[DATA RECORDS]

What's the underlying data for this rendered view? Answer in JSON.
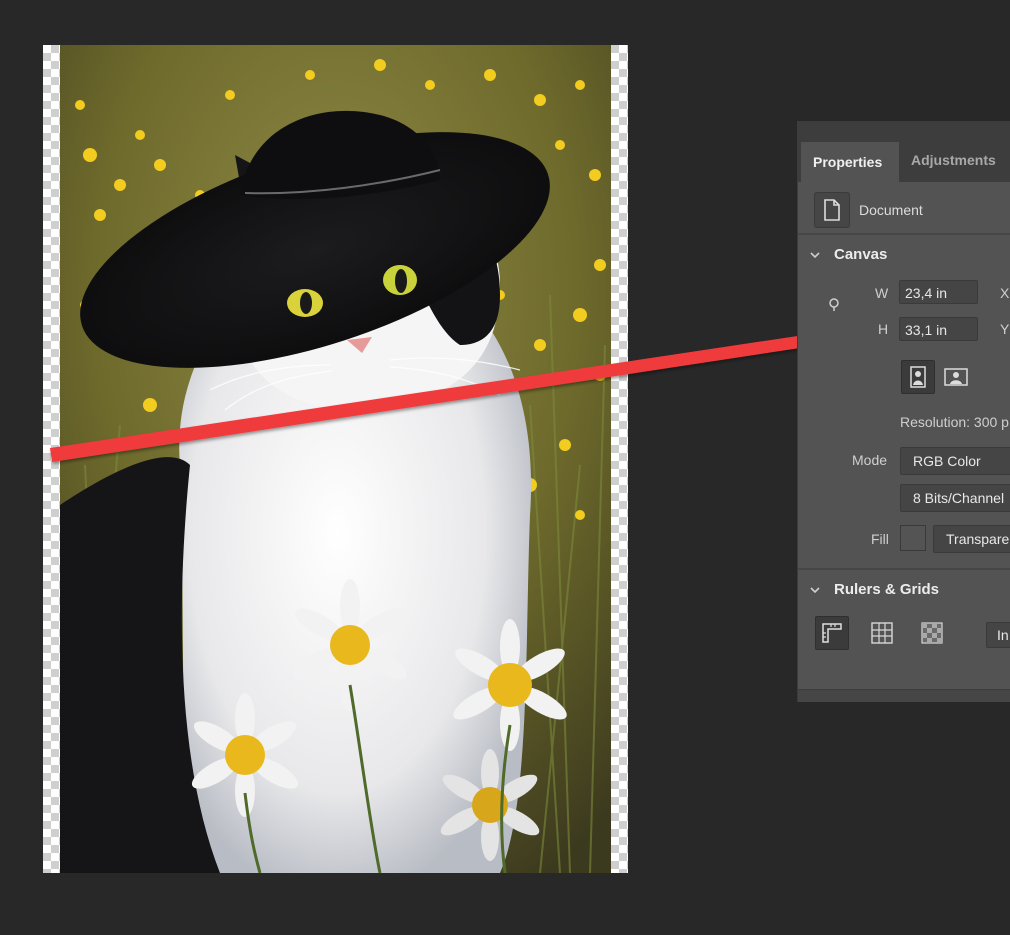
{
  "tabs": {
    "properties": "Properties",
    "adjustments": "Adjustments"
  },
  "document": {
    "label": "Document"
  },
  "canvas": {
    "title": "Canvas",
    "w_label": "W",
    "w_value": "23,4 in",
    "h_label": "H",
    "h_value": "33,1 in",
    "x_label": "X",
    "y_label": "Y",
    "resolution": "Resolution: 300 p",
    "mode_label": "Mode",
    "mode_value": "RGB Color",
    "bits_value": "8 Bits/Channel",
    "fill_label": "Fill",
    "fill_value": "Transpare"
  },
  "rulers": {
    "title": "Rulers & Grids",
    "units_value": "In"
  },
  "colors": {
    "arrow": "#ef3b3b",
    "panel": "#535353",
    "workspace": "#282828"
  },
  "icons": [
    "document-icon",
    "link-icon",
    "portrait-icon",
    "landscape-icon",
    "ruler-icon",
    "grid-icon",
    "transparency-grid-icon",
    "chevron-down-icon"
  ]
}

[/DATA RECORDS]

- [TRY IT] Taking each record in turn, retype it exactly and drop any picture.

- [TASK OUTPUT]
What's the underlying data for this rendered view? Answer in JSON.
{
  "tabs": {
    "properties": "Properties",
    "adjustments": "Adjustments"
  },
  "document": {
    "label": "Document"
  },
  "canvas": {
    "title": "Canvas",
    "w_label": "W",
    "w_value": "23,4 in",
    "h_label": "H",
    "h_value": "33,1 in",
    "x_label": "X",
    "y_label": "Y",
    "resolution": "Resolution: 300 p",
    "mode_label": "Mode",
    "mode_value": "RGB Color",
    "bits_value": "8 Bits/Channel",
    "fill_label": "Fill",
    "fill_value": "Transpare"
  },
  "rulers": {
    "title": "Rulers & Grids",
    "units_value": "In"
  },
  "colors": {
    "arrow": "#ef3b3b",
    "panel": "#535353",
    "workspace": "#282828"
  },
  "icons": [
    "document-icon",
    "link-icon",
    "portrait-icon",
    "landscape-icon",
    "ruler-icon",
    "grid-icon",
    "transparency-grid-icon",
    "chevron-down-icon"
  ]
}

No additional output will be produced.